US20140188138A1 (en) 2012-12-28 2014-07-03 Cook Medical Technologies Llc Surgical suture device and methods of using the same
US20150018854A1 (en) 2013-07-15 2015-01-15 Cook Medical Technologies Llc Suture Passer And Method Of Operating Same
US20150025550A1 (en) 2013-07-16 2015-01-22 Scott Heneveld Suture Apparatus, System and Method
US20150088167A1 (en) 2013-09-26 2015-03-26 Surgimatix, Inc. Laparoscopic Suture Device with Autoloading and Suture Capture
US20150094739A1 (en) 2013-09-30 2015-04-02 Biomet Sports Medicine, Llc Suture Passer Device Including a Blunt Tip and a Sharp Tip
US20150157317A1 (en) 2013-12-09 2015-06-11 Teleflex Medical Incorporated Sliding suture grasper

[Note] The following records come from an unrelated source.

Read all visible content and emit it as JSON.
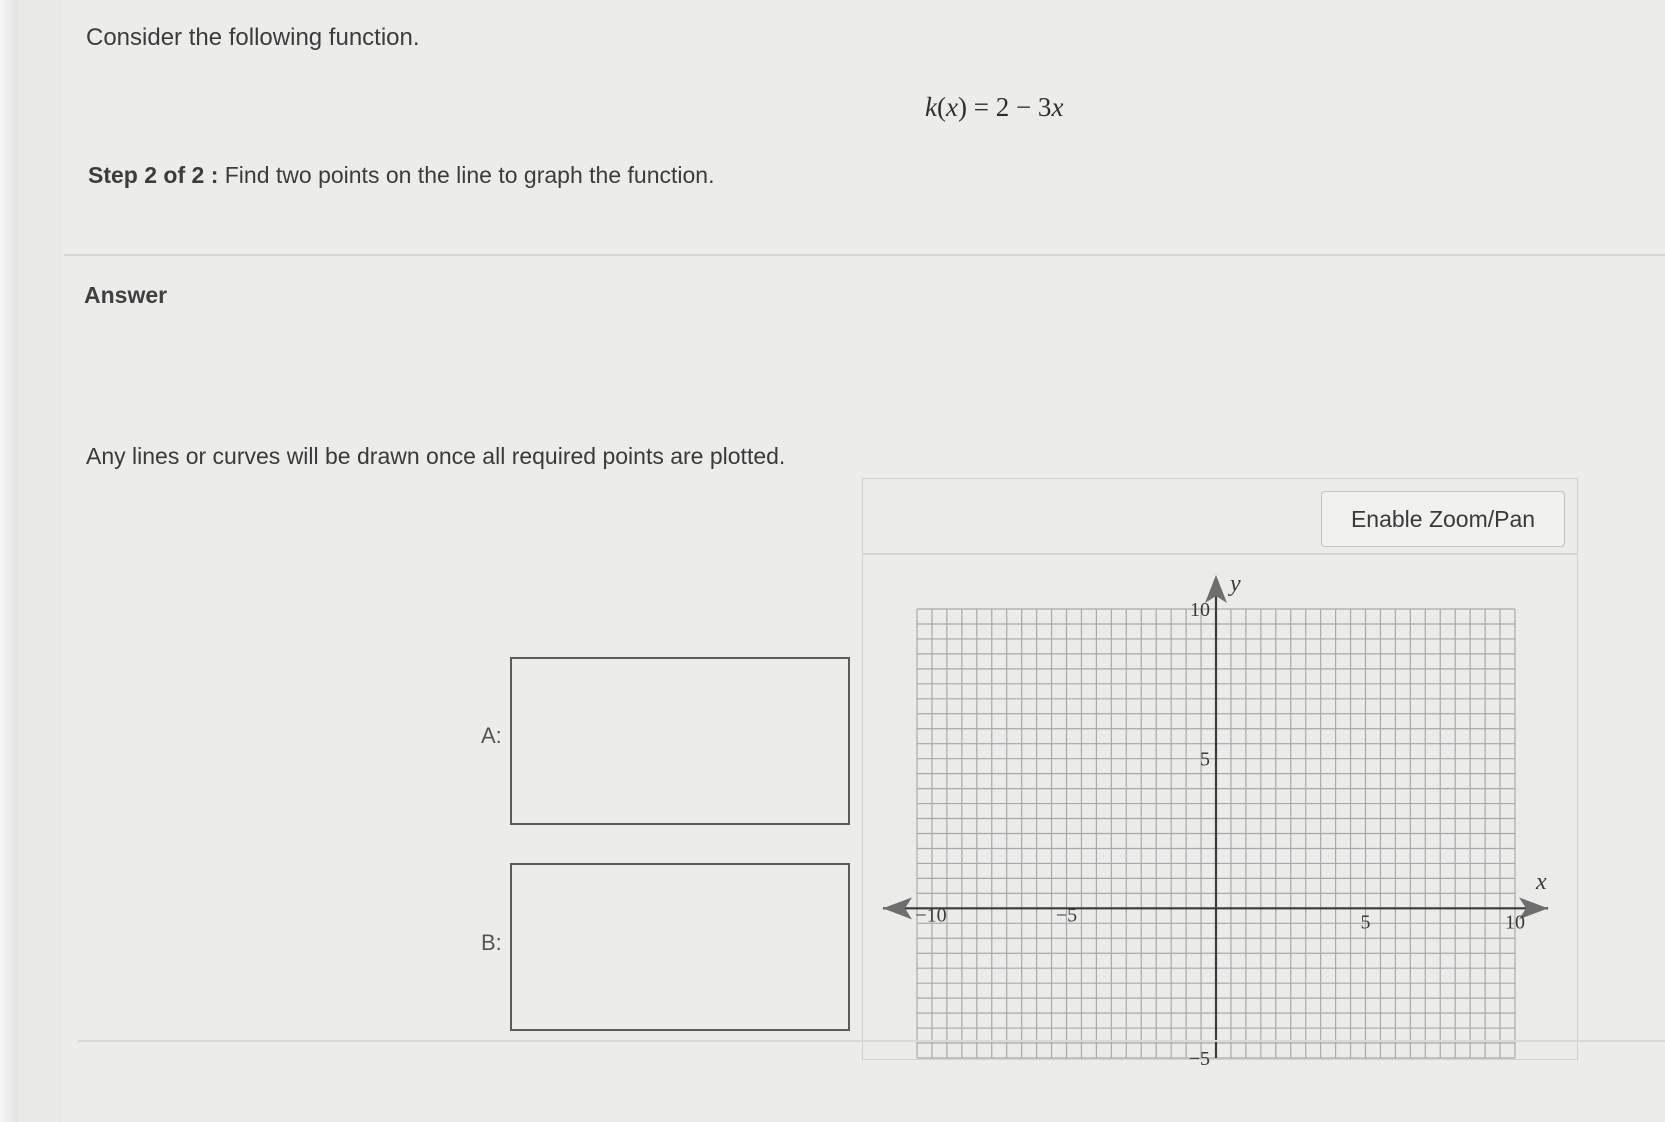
{
  "question": {
    "intro": "Consider the following function.",
    "formula": {
      "lhs_func": "k",
      "lhs_var": "x",
      "equals": "=",
      "rhs": "2 − 3",
      "rhs_var": "x"
    },
    "step_bold": "Step 2 of 2 :",
    "step_text": " Find two points on the line to graph the function."
  },
  "answer": {
    "label": "Answer",
    "note": "Any lines or curves will be drawn once all required points are plotted."
  },
  "points": {
    "a_label": "A:",
    "b_label": "B:",
    "a_value": "",
    "b_value": ""
  },
  "graph": {
    "zoom_button": "Enable Zoom/Pan",
    "x_axis_label": "x",
    "y_axis_label": "y",
    "x_ticks": [
      "−10",
      "−5",
      "5",
      "10"
    ],
    "y_ticks": [
      "10",
      "5",
      "−5"
    ],
    "x_range": [
      -10,
      10
    ],
    "y_range": [
      -5,
      10
    ]
  },
  "colors": {
    "grid": "#a9a9a9",
    "axis": "#3a3a3a",
    "background": "#ececea"
  }
}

Non-Patent Citations (2)

* Cited by examiner, † Cited by third party
Title
Acufex Microsurgical Product Catalog, 1995.
Caborn, D. et al., "Arthroscopic Repair of a Bankhart Lesion Using Tag® Suture Anchors", Andover, MA, Smith & Nephew Endoscopy, 1996.

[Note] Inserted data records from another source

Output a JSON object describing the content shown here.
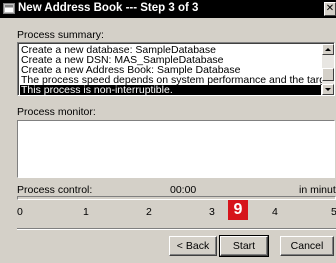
{
  "window": {
    "title": "New Address Book --- Step 3 of 3"
  },
  "summary": {
    "label": "Process summary:",
    "items": [
      "Create a new database: SampleDatabase",
      "Create a new DSN: MAS_SampleDatabase",
      "Create a new Address Book: Sample Database",
      "The process speed depends on system performance and the target action type.",
      "This process is non-interruptible."
    ],
    "selected_index": 4
  },
  "monitor": {
    "label": "Process monitor:"
  },
  "control": {
    "label": "Process control:",
    "time": "00:00",
    "unit_label": "in minutes",
    "ticks": [
      "0",
      "1",
      "2",
      "3",
      "4",
      "5"
    ]
  },
  "badge": "9",
  "buttons": {
    "back": "< Back",
    "start": "Start",
    "cancel": "Cancel"
  },
  "colors": {
    "badge": "#d6141b",
    "selection": "#000000",
    "titlebar": "#000000"
  }
}
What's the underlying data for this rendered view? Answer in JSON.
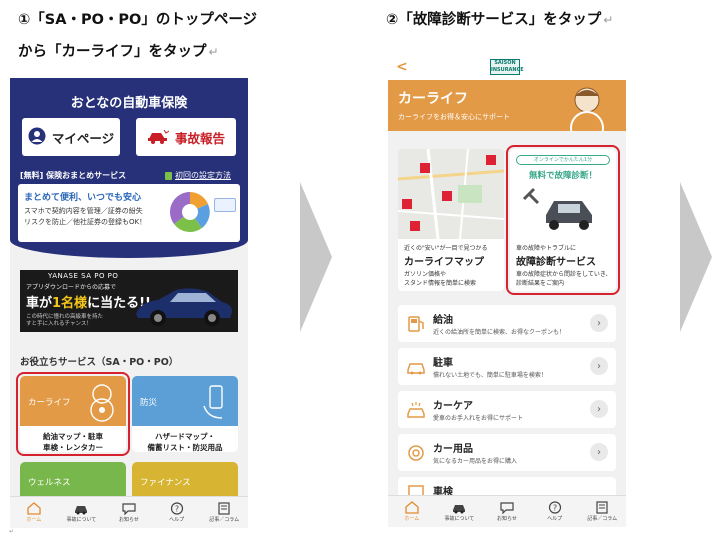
{
  "captions": {
    "step1_line1": "①「SA・PO・PO」のトップページ",
    "step1_line2": "から「カーライフ」をタップ",
    "step2": "②「故障診断サービス」をタップ",
    "return_mark": "↵"
  },
  "footnote": "↵",
  "screen1": {
    "title": "おとなの自動車保険",
    "mypage_button": "マイページ",
    "accident_button": "事故報告",
    "service_label": "[無料] 保険おまとめサービス",
    "setup_link": "初回の設定方法",
    "card_headline": "まとめて便利、いつでも安心",
    "card_text1": "スマホで契約内容を管理／証券の紛失",
    "card_text2": "リスクを防止／他社証券の登録もOK！",
    "banner": {
      "brand": "YANASE SA PO PO",
      "sub": "アプリダウンロードからの応募で",
      "main_pre": "車が",
      "main_hl": "1名様",
      "main_post": "に当たる!!",
      "foot": "この時代に憧れの高級車を持たすと手に入れるチャンス！"
    },
    "section_title": "お役立ちサービス（SA・PO・PO）",
    "tiles": [
      {
        "label": "カーライフ",
        "desc1": "給油マップ・駐車",
        "desc2": "車検・レンタカー"
      },
      {
        "label": "防災",
        "desc1": "ハザードマップ・",
        "desc2": "備蓄リスト・防災用品"
      },
      {
        "label": "ウェルネス",
        "desc1": "",
        "desc2": ""
      },
      {
        "label": "ファイナンス",
        "desc1": "",
        "desc2": ""
      }
    ]
  },
  "screen2": {
    "back_label": "<",
    "logo_line1": "SAISON",
    "logo_line2": "INSURANCE",
    "banner_title": "カーライフ",
    "banner_sub": "カーライフをお得＆安心にサポート",
    "map_card": {
      "small": "近くの\"安い\"が一目で見つかる",
      "title": "カーライフマップ",
      "text1": "ガソリン価格や",
      "text2": "スタンド情報を簡単に検索"
    },
    "diag_card": {
      "badge": "オンラインでかんたん1分",
      "free": "無料で故障診断！",
      "small": "車の故障やトラブルに",
      "title": "故障診断サービス",
      "text1": "車の故障症状から問診をしていき、",
      "text2": "診断結果をご案内"
    },
    "rows": [
      {
        "title": "給油",
        "sub": "近くの給油所を簡単に検索、お得なクーポンも！"
      },
      {
        "title": "駐車",
        "sub": "慣れない土地でも、簡単に駐車場を検索！"
      },
      {
        "title": "カーケア",
        "sub": "愛車のお手入れをお得にサポート"
      },
      {
        "title": "カー用品",
        "sub": "気になるカー用品をお得に購入"
      },
      {
        "title": "車検",
        "sub": ""
      }
    ]
  },
  "nav": [
    "ホーム",
    "事故について",
    "お知らせ",
    "ヘルプ",
    "記事／コラム"
  ],
  "colors": {
    "navy": "#27317a",
    "orange": "#e39a46",
    "red": "#d6222f"
  }
}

Also Published As

Publication number Publication date Type
JP2013537068A (en) 2013-09-30 application
WO2012034131A3 (en) 2012-05-31 application
CN103298503A (en) 2013-09-11 application
CA2813597A1 (en) 2012-03-15 application
EP2613712A2 (en) 2013-07-17 application
EP2613712B1 (en) 2018-04-04 grant
WO2012034131A2 (en) 2012-03-15 application
US20150320417A1 (en) 2015-11-12 application
EP2613712A4 (en) 2015-12-23 application
US20120123448A1 (en) 2012-05-17 application

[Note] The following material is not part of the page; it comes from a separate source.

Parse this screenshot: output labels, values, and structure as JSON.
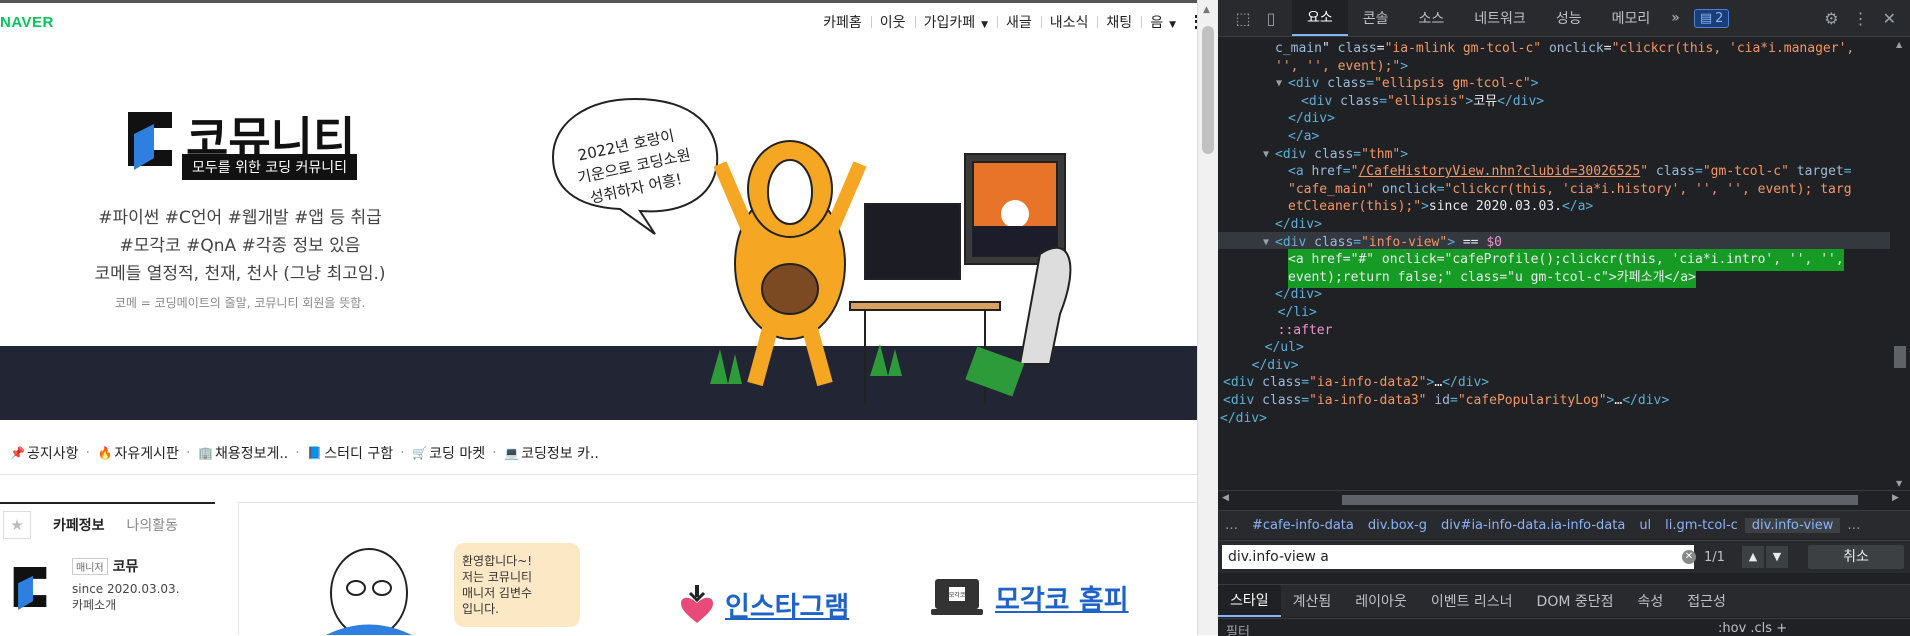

Similar Documents

Publication Publication Date Title
US5984932A (en) Suturing instrument with one or more spreadable needle holders mounted for arcuate movement
US4643187A (en) High-frequency incising and excising instrument
US6517552B1 (en) Suture retriever
US4790329A (en) Adjustable biopsy localization device
US5449366A (en) Laparoscopic needle holder
US7175636B2 (en) Endoscopic suturing instrument
US5562685A (en) Surgical instrument for placing suture or fasteners
US5569269A (en) Surgical grasping and suturing device and method
US5910148A (en) Suture retrograder
US5571119A (en) Retractable suture needle with self-contained driver
US5674230A (en) Surgical suturing apparatus with locking mechanisms
US6143005A (en) Suturing instrument with rotatably mounted offset needle holder and method of using the same
US20080269782A1 (en) Surgical suturing apparatus
US8202282B2 (en) Knot pusher and suture retriever
US20020138084A1 (en) Arthroscopic suture passing instrument
US6045561A (en) Surgical knot manipulator
US5797929A (en) Apparatus and methods for advancing surgical knots
US5376096A (en) Medical instrument for driving a suture needle
US6159224A (en) Multiple needle suturing instrument and method
US7572265B2 (en) Method and apparatus for passing a suture
US5653716A (en) Suture manipulating instrument with grasping members
US7306613B2 (en) Endoscopic instruments
US20020156344A1 (en) Endoscopic instruments
US7722630B1 (en) Method and apparatus for passing a suture through tissue
US4941466A (en) Curved bore drilling method and apparatus

Legal Events

Date Code Title Description
AS Assignment

Owner name: PIVOT MEDICAL, INC., CALIFORNIA

Free format text: ASSIGNMENT OF ASSIGNORS INTEREST;ASSIGNOR:PISARNWONGS, ROGER;REEL/FRAME:032290/0039

Effective date: 20140213

Owner name: PIVOT MEDICAL, INC., CALIFORNIA

Free format text: ASSIGNMENT OF ASSIGNORS INTEREST;ASSIGNORS:STEWART, DAREN;FLOM, JAMES;REEL/FRAME:032289/0923

Effective date: 20140213

Owner name: PIVOT MEDICAL, INC., CALIFORNIA

Free format text: ASSIGNMENT OF ASSIGNORS INTEREST;ASSIGNOR:KELLY, BRYAN;REEL/FRAME:032290/0146

Effective date: 20140214

AS Assignment

Owner name: PIVOT MEDICAL, INC., CALIFORNIA

Free format text: ASSIGNMENT OF ASSIGNORS INTEREST;ASSIGNOR:KELLY, BRYAN;REEL/FRAME:044440/0044

Effective date: 20140214

Owner name: PIVOT MEDICAL, INC., CALIFORNIA

Free format text: ASSIGNMENT OF ASSIGNORS INTEREST;ASSIGNORS:STEWART, DAREN;FLOM, JAMES;REEL/FRAME:044439/0800

Effective date: 20140213

Owner name: PIVOT MEDICAL, INC., CALIFORNIA

Free format text: ASSIGNMENT OF ASSIGNORS INTEREST;ASSIGNOR:PISARNWONGS, ROGER;REEL/FRAME:044439/0938

Effective date: 20140213